=== SOURCE RECORDS ===

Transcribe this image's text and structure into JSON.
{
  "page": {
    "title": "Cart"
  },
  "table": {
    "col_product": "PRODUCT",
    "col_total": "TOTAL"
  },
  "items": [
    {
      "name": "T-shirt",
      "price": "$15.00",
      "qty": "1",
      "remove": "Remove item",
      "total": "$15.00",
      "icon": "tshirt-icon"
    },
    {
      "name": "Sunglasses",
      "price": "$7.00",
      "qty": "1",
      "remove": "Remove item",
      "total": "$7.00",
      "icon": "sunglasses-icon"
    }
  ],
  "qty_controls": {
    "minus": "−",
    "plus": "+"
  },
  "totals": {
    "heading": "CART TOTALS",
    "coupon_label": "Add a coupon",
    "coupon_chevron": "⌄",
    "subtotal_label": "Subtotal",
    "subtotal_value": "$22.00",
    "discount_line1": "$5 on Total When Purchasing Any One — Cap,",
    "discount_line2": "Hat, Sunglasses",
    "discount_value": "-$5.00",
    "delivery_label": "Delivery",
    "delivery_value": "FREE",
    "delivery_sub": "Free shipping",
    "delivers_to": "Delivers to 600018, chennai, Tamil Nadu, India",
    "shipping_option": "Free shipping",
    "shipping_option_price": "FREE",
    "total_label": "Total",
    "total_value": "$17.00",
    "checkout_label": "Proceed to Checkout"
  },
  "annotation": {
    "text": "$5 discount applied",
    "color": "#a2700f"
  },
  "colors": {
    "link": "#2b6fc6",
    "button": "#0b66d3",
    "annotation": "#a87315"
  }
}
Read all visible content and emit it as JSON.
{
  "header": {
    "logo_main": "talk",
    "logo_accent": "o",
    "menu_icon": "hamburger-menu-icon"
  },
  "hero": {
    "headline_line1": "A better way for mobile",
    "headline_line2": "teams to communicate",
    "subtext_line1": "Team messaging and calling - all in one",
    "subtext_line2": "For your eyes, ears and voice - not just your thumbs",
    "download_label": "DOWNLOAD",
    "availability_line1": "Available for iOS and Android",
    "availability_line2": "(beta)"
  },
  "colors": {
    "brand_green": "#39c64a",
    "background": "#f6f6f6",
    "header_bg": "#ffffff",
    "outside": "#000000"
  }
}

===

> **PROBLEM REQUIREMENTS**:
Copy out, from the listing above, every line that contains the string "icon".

> **ANSWER SPACE**:
      "icon": "tshirt-icon"
      "icon": "sunglasses-icon"
    "menu_icon": "hamburger-menu-icon"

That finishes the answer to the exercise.